    Made this for dinner with friends last night—they were bowled over. I thank you and gave you oodles of credit. I can confidently say that you now have 3 new fans! We used to collect urchin/uni from the rocks in Corsica–cut them open and sip them down with some crisp white wine for lunch. Unfortunately, I was not able to get them that fresh last night. Another problem was that I did not have the fork and spoon from your photo. I think this would have made the dish. Please, oh please, would you let me know where you purchased them?

    • mandy@ladyandpups

      August 24, 2015 at 5:10 AM Reply

      Zoe, thanks!! Click on the link “Ann Ladson” below the first photo!

  • Frances

    September 5, 2015 at 11:46 AM Reply

    Your photos always blow me away. That fork and spoon in particular look amazing in the dark photography you have going on. I must confess, your food blog is one of my main motivations for wanting to become a better food photographer and writer. Thanks for the share and keep doing what you’re doing!

  • Sabrina

    October 20, 2015 at 12:57 AM Reply

    Love this!

  • Dan

    February 19, 2016 at 4:57 AM Reply

    Where can I find those amazing utensils?

    • mandy@ladyandpups

      February 19, 2016 at 1:44 PM Reply

      Dan, it’s by Ann Ladson! There’s a link to her online shop at the beginning of the post :)

  • Debra

    July 22, 2016 at 11:46 PM Reply

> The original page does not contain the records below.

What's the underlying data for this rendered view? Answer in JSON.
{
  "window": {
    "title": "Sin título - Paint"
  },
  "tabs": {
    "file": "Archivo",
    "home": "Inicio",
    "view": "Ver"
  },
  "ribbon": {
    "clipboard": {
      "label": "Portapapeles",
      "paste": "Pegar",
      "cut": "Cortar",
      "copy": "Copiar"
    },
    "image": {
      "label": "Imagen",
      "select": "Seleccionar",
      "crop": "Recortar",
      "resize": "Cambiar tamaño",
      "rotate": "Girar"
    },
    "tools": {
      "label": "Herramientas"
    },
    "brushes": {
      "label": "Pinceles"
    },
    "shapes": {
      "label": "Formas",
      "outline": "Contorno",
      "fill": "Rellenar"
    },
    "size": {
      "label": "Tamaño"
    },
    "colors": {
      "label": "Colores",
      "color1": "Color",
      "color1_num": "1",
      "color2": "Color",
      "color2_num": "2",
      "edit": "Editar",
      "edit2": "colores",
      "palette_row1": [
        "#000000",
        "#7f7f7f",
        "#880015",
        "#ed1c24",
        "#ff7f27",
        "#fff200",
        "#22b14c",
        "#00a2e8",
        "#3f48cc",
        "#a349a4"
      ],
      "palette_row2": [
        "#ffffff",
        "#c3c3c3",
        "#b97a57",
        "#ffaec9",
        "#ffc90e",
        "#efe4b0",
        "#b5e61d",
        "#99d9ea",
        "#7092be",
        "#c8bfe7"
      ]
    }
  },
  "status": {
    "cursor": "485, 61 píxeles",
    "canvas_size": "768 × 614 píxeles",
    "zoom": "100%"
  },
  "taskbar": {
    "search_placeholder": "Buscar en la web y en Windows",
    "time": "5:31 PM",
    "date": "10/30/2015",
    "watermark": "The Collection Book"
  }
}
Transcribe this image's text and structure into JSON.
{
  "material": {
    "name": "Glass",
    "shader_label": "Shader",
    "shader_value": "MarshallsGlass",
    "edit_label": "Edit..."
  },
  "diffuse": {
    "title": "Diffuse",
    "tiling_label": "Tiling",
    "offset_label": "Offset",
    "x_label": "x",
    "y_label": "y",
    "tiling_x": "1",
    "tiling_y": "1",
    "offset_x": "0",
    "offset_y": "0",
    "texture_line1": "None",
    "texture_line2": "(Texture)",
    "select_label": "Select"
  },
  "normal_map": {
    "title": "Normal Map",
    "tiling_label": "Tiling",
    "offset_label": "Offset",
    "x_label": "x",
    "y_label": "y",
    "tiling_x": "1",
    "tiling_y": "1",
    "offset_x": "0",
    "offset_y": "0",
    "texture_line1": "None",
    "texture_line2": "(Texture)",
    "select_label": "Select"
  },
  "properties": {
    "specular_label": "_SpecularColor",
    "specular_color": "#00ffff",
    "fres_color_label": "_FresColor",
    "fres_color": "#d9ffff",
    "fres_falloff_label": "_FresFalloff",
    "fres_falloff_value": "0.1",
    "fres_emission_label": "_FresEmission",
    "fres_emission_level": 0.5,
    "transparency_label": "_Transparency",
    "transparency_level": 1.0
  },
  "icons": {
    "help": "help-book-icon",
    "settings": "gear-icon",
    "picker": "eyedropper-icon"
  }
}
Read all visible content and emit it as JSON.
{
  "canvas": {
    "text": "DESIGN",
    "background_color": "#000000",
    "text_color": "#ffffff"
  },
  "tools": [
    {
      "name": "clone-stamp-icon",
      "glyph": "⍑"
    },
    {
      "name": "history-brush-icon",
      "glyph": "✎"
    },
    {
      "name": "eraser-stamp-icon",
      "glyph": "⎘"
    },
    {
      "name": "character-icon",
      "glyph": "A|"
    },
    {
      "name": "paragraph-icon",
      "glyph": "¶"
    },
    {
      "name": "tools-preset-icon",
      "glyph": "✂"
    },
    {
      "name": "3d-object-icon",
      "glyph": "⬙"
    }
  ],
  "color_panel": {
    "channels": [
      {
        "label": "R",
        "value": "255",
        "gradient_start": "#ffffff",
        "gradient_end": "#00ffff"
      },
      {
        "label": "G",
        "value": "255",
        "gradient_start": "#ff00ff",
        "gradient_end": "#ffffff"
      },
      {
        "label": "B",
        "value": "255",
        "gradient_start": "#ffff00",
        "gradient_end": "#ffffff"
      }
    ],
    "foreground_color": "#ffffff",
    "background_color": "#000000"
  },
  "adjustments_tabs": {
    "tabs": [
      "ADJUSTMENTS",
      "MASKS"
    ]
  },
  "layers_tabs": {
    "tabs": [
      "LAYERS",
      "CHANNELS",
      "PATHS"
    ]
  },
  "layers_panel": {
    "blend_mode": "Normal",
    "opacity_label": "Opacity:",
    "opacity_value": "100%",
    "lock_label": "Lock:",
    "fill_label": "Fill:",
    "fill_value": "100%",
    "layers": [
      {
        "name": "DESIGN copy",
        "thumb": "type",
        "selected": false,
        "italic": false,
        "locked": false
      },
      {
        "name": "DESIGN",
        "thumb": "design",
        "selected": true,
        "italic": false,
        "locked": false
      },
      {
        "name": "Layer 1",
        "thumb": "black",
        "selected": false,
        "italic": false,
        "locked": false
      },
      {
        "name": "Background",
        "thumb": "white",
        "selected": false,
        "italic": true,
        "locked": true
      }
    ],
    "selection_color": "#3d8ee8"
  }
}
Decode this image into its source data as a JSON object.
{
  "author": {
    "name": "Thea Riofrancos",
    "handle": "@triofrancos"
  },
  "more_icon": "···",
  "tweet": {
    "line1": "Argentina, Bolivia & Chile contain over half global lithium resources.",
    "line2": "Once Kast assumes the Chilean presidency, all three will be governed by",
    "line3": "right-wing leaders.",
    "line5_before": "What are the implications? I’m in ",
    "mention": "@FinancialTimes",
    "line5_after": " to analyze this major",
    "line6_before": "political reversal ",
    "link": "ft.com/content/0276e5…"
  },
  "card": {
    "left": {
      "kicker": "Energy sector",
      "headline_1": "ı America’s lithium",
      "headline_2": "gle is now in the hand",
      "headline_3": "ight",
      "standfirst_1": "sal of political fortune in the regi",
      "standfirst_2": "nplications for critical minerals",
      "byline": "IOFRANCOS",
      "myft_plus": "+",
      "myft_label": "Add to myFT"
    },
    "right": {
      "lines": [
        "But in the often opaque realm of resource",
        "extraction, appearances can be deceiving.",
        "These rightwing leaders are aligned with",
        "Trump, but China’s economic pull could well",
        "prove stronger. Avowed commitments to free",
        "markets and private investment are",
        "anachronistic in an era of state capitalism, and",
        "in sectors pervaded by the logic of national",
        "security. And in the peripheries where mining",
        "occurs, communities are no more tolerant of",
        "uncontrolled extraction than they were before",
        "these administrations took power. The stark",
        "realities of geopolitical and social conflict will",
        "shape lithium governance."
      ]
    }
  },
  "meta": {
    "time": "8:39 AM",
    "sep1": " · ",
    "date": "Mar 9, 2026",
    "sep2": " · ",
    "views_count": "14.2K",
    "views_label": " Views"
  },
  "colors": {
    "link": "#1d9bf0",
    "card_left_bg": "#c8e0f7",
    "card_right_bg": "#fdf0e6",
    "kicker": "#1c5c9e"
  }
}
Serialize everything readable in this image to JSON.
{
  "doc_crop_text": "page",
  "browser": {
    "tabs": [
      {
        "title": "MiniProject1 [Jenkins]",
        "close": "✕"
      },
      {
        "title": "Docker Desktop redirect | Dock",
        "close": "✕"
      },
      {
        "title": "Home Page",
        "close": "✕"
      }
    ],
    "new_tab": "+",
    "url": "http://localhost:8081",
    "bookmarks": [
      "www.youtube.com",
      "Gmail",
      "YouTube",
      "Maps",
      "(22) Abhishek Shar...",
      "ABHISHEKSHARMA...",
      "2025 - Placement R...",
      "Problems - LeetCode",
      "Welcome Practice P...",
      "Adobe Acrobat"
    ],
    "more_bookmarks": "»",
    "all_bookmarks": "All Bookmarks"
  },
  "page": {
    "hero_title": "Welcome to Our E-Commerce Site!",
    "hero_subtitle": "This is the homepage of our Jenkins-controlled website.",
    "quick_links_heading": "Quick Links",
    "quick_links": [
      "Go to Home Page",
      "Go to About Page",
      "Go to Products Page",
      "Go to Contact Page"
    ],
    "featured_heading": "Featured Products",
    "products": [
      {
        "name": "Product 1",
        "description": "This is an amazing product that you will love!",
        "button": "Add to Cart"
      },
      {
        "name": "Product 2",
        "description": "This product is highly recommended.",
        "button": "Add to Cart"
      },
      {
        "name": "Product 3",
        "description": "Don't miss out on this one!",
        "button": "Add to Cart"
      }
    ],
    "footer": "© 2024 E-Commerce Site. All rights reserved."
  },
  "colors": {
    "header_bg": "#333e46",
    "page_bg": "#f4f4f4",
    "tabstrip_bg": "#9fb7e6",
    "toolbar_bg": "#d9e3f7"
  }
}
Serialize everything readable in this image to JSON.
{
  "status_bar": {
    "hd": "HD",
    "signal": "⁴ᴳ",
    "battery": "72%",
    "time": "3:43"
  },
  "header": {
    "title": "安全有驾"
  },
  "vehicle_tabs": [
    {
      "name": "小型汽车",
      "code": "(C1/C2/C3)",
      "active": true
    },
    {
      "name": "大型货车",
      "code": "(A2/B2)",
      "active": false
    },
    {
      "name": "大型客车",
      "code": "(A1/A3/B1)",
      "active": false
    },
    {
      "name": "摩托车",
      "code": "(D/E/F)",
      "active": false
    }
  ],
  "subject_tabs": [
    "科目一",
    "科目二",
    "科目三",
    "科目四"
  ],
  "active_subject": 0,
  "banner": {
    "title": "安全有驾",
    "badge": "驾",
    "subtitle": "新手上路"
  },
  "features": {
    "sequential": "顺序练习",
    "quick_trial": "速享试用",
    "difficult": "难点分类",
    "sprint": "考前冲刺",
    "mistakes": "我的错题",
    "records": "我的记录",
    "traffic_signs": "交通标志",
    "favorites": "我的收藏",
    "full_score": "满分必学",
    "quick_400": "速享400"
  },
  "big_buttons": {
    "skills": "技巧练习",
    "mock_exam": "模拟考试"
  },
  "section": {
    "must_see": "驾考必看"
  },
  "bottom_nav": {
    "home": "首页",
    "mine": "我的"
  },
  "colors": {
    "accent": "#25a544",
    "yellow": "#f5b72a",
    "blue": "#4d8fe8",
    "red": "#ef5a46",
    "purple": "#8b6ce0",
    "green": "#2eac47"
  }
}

    Ez a vacsora csÃzcsgasºtronómiai szintű volt-é avagy netán mégsem?Hosszas vita zajlott errÅ‘l a Bűvös blogon, rosszmagam részvételével. Az ottani hangadó opponens (egy Levin “nevű” titokzatos, viszont copfos úr) szerint alapvetÅ‘en nem fér össze a magas szintű gasztronómiai teljesítmény és a jóllakás igénye. Szerintem meg igen.EttÅ‘l a sortól jól (is) lehetett lakni, hasonlóan Zsolt korábbi borvacsoráihoz. Szerencsére!

Post a Comment